AIM OF THE EXERCISE: Write only how many lines of the listing below include the string "meta".

DATA IN THIS EXERCISE:
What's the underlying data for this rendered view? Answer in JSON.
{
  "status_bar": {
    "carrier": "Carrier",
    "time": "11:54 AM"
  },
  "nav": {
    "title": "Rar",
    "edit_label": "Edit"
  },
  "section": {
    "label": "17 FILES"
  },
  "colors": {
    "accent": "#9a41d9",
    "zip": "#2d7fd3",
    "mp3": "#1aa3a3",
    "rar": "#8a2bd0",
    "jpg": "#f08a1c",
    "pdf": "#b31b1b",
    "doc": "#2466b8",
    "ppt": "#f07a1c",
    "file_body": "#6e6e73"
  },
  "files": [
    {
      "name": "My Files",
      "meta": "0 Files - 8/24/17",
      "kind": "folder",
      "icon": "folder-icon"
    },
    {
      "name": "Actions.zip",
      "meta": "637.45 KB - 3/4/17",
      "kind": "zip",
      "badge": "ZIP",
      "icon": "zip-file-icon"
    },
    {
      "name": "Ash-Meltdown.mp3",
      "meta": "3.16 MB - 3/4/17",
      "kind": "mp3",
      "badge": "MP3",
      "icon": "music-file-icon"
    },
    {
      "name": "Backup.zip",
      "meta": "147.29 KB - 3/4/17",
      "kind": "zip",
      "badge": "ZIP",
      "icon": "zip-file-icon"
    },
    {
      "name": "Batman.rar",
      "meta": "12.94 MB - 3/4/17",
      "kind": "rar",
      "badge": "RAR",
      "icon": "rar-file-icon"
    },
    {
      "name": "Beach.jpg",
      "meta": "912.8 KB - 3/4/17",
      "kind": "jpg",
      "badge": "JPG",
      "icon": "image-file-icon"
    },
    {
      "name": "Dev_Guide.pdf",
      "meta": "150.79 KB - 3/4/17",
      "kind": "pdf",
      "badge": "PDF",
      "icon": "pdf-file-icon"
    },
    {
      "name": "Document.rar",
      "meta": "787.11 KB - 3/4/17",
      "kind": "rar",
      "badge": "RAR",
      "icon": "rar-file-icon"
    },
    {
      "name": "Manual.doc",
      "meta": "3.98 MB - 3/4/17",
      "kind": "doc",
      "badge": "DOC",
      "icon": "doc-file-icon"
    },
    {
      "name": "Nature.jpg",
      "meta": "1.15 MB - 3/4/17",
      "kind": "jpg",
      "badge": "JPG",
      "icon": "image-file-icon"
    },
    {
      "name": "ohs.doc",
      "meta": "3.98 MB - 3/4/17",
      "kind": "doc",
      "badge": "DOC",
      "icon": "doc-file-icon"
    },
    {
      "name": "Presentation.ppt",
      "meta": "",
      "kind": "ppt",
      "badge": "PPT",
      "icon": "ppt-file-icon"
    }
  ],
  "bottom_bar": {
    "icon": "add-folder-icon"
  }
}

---

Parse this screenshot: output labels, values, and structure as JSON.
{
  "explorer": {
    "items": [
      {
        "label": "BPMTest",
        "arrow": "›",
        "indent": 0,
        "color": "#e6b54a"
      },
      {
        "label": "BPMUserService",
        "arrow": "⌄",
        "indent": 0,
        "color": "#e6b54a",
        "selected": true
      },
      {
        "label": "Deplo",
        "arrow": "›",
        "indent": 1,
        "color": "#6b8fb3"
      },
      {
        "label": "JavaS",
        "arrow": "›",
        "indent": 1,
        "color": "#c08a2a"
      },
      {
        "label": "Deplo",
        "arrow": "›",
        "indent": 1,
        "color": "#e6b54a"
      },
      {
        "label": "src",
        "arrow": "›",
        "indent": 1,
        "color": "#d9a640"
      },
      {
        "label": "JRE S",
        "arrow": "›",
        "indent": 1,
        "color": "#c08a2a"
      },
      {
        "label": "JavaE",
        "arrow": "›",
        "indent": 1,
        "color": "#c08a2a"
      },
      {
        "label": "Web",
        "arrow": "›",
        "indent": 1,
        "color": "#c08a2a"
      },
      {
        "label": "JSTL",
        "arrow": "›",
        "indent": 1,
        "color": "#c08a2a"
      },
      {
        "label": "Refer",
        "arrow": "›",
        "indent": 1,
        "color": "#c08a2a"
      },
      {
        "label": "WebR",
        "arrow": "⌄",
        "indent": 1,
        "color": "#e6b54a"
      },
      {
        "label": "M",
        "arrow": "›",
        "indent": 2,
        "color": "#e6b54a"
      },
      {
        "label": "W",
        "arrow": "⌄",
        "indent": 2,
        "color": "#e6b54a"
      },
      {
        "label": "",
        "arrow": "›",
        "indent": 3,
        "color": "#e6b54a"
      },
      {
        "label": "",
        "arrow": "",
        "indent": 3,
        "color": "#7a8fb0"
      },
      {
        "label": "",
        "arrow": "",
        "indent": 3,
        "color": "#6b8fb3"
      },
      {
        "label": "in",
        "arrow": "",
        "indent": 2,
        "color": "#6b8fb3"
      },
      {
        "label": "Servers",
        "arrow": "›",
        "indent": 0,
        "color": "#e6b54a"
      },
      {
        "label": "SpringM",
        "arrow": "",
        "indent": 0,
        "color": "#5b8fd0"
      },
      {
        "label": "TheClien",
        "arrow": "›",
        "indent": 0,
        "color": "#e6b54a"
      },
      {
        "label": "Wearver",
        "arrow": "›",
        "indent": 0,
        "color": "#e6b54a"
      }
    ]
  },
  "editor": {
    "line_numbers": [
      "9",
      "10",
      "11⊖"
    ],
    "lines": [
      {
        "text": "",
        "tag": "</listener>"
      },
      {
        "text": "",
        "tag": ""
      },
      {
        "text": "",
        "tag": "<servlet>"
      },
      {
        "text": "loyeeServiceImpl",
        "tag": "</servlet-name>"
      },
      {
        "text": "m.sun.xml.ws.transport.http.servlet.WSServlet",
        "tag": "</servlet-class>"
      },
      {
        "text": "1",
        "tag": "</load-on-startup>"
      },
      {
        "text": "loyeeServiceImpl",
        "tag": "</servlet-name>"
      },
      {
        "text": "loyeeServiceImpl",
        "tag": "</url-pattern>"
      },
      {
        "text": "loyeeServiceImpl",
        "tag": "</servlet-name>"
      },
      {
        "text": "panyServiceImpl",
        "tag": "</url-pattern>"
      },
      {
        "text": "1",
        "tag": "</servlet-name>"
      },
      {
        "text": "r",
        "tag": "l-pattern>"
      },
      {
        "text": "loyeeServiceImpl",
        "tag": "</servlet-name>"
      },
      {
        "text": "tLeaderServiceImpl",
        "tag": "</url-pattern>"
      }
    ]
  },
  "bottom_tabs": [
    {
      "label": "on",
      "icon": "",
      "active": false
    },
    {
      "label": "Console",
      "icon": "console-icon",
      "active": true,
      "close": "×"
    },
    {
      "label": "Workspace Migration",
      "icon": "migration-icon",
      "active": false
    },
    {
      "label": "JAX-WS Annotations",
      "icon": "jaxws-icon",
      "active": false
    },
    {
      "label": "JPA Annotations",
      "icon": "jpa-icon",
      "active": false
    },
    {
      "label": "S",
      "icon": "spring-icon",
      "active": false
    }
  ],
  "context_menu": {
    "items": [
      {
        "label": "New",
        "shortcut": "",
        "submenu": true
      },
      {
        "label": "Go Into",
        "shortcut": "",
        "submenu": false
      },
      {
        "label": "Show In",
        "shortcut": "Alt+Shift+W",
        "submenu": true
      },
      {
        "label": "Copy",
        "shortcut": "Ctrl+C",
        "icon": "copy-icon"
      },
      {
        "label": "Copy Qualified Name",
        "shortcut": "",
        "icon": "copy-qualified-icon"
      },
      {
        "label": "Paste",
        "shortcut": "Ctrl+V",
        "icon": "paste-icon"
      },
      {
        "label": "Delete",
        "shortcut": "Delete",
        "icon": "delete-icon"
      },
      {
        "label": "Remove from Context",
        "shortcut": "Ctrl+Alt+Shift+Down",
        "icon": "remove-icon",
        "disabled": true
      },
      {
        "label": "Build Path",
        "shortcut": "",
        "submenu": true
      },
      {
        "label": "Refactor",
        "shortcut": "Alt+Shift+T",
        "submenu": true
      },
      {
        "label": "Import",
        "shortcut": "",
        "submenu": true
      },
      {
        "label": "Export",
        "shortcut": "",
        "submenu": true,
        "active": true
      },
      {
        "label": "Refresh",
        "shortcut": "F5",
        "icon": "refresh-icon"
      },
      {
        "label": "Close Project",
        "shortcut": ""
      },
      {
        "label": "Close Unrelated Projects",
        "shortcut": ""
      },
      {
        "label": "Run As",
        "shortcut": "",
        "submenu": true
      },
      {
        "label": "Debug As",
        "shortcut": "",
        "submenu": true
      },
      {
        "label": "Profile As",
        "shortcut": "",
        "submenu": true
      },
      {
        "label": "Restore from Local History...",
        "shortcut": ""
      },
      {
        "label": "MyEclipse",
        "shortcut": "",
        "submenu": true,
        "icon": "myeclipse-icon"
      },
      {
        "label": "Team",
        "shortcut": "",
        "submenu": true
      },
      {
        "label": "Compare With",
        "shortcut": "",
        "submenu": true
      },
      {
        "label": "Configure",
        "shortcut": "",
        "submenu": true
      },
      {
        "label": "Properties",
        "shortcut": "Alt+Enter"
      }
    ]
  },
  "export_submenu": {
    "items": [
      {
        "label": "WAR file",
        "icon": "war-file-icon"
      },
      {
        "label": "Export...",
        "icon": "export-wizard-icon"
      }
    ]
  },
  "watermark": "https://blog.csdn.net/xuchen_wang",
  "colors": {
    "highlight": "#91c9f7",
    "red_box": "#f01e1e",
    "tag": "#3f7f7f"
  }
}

FINAL ANSWER: 12